* TO DO
From the material below, copy out each line with the word "numbers" in it.

= = = =

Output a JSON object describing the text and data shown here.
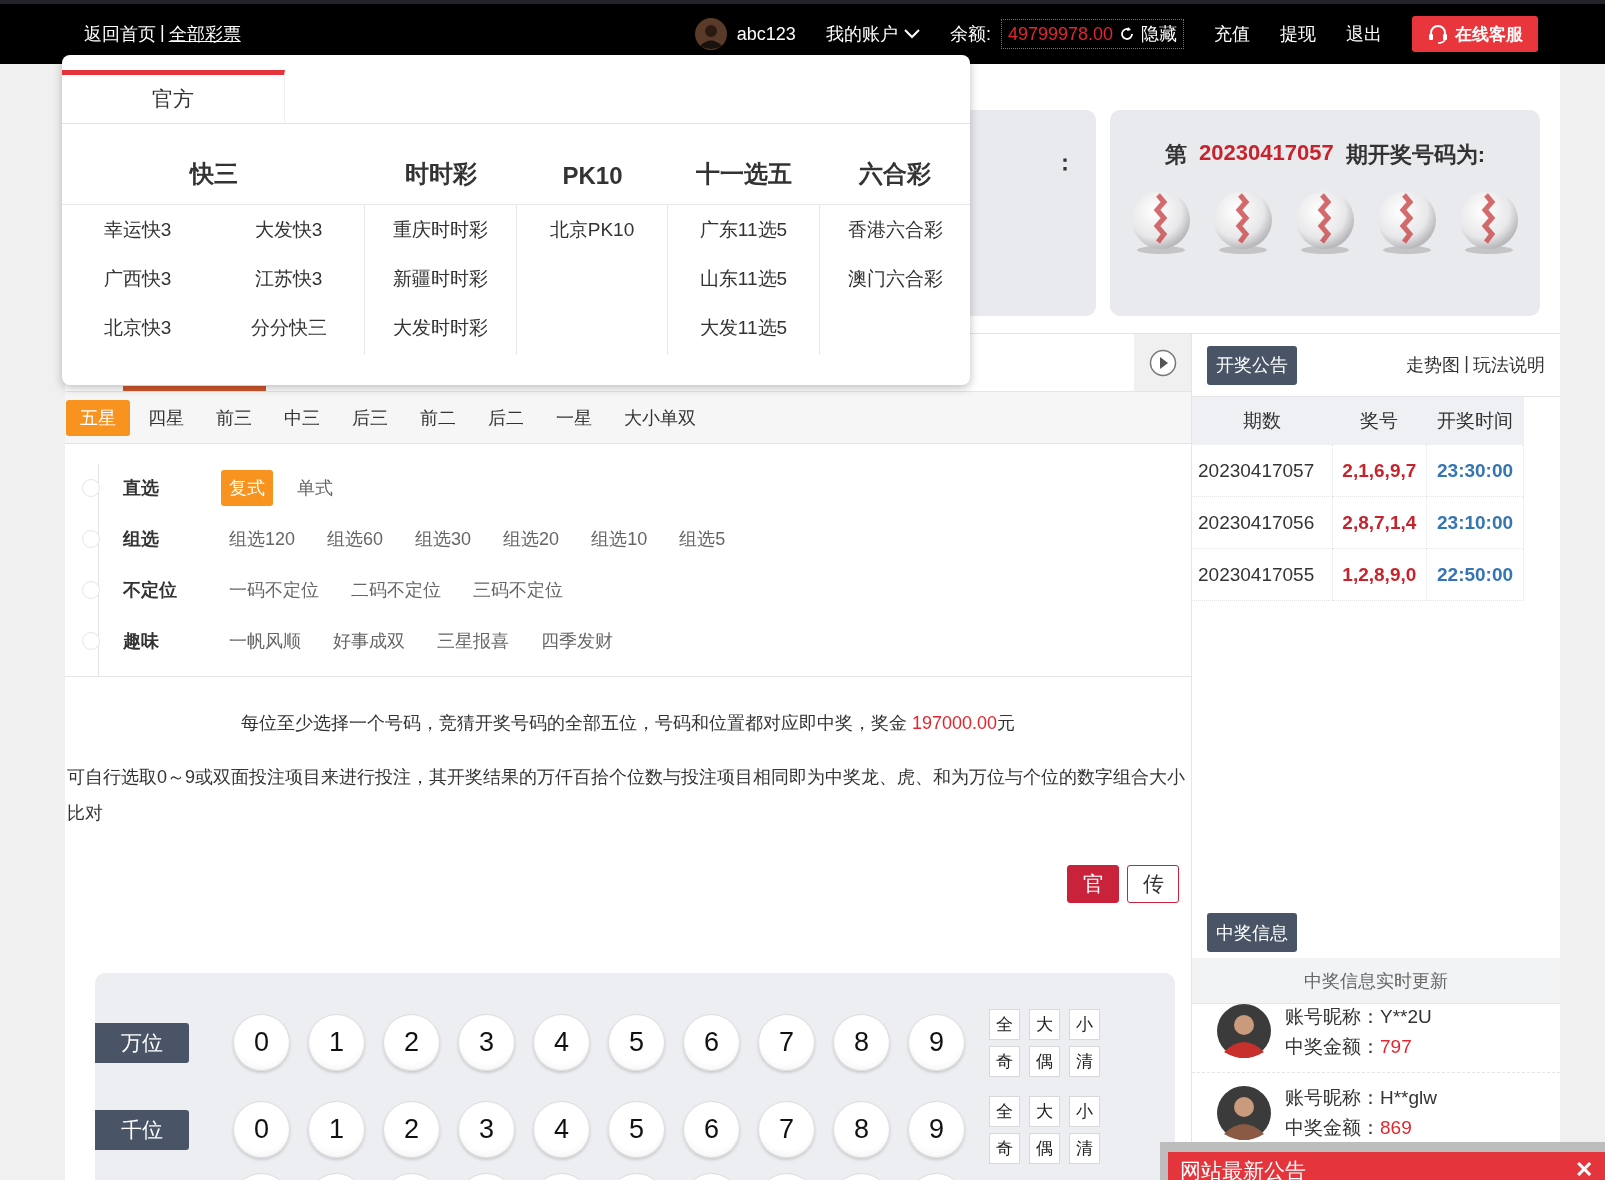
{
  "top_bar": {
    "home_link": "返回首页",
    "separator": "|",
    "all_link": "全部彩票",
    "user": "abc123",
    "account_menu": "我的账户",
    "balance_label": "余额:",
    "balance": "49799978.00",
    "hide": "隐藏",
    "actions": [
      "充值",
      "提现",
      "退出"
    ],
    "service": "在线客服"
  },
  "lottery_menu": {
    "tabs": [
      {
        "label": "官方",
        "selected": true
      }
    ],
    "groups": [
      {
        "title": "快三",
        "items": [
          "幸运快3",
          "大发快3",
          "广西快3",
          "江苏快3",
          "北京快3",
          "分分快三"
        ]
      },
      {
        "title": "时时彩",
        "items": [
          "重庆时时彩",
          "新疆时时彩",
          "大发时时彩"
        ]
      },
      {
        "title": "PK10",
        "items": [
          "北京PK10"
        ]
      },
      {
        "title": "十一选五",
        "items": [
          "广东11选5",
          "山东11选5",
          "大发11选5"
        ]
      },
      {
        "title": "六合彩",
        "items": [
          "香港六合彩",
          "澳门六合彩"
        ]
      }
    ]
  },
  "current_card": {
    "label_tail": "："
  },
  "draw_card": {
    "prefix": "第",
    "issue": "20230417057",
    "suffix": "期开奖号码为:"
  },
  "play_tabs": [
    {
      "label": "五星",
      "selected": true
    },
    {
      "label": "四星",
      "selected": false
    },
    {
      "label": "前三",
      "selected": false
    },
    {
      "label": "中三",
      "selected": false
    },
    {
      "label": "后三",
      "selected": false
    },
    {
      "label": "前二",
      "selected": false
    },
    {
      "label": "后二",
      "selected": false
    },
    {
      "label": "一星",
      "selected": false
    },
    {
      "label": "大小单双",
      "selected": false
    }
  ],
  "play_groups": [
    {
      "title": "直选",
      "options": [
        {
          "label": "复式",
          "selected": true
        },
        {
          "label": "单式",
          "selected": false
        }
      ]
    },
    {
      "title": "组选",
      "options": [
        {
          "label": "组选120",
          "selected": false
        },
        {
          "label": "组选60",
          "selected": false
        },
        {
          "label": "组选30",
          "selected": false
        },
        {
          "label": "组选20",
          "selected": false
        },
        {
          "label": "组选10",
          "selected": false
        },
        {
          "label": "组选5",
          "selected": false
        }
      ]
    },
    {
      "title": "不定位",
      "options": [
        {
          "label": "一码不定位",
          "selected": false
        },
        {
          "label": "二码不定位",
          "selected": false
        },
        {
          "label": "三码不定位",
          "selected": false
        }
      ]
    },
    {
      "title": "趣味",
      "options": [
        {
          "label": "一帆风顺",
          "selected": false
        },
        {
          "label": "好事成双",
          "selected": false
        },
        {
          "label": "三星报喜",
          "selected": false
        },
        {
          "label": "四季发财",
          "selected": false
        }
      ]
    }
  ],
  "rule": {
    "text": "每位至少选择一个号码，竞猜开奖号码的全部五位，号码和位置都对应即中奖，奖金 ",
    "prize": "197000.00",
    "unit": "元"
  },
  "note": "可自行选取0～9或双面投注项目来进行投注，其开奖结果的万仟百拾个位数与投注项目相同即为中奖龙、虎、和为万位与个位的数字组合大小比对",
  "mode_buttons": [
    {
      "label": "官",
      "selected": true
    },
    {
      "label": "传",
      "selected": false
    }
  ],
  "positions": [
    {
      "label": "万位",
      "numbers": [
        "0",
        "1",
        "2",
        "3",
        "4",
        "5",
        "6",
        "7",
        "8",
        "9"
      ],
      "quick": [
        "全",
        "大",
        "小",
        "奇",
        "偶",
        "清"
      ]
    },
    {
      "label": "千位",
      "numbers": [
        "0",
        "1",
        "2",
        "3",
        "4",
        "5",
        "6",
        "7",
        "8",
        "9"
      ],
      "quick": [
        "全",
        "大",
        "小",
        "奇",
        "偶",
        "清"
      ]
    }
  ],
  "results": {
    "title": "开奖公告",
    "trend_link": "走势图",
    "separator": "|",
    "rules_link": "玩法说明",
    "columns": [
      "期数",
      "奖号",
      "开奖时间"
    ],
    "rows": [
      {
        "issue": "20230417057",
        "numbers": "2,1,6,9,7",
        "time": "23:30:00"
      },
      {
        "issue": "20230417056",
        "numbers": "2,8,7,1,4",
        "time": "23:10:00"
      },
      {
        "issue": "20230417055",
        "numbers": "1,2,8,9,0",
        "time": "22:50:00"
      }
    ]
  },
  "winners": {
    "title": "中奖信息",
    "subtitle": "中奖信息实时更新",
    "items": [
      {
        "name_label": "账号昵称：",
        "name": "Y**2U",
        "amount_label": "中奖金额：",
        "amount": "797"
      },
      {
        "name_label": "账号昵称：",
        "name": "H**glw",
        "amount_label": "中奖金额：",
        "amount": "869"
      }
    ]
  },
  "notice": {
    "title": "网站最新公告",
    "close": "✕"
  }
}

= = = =

* SOLUTION TO THIS PROBLEM
      "numbers": [
      "numbers": [
        "numbers": "2,1,6,9,7",
        "numbers": "2,8,7,1,4",
        "numbers": "1,2,8,9,0",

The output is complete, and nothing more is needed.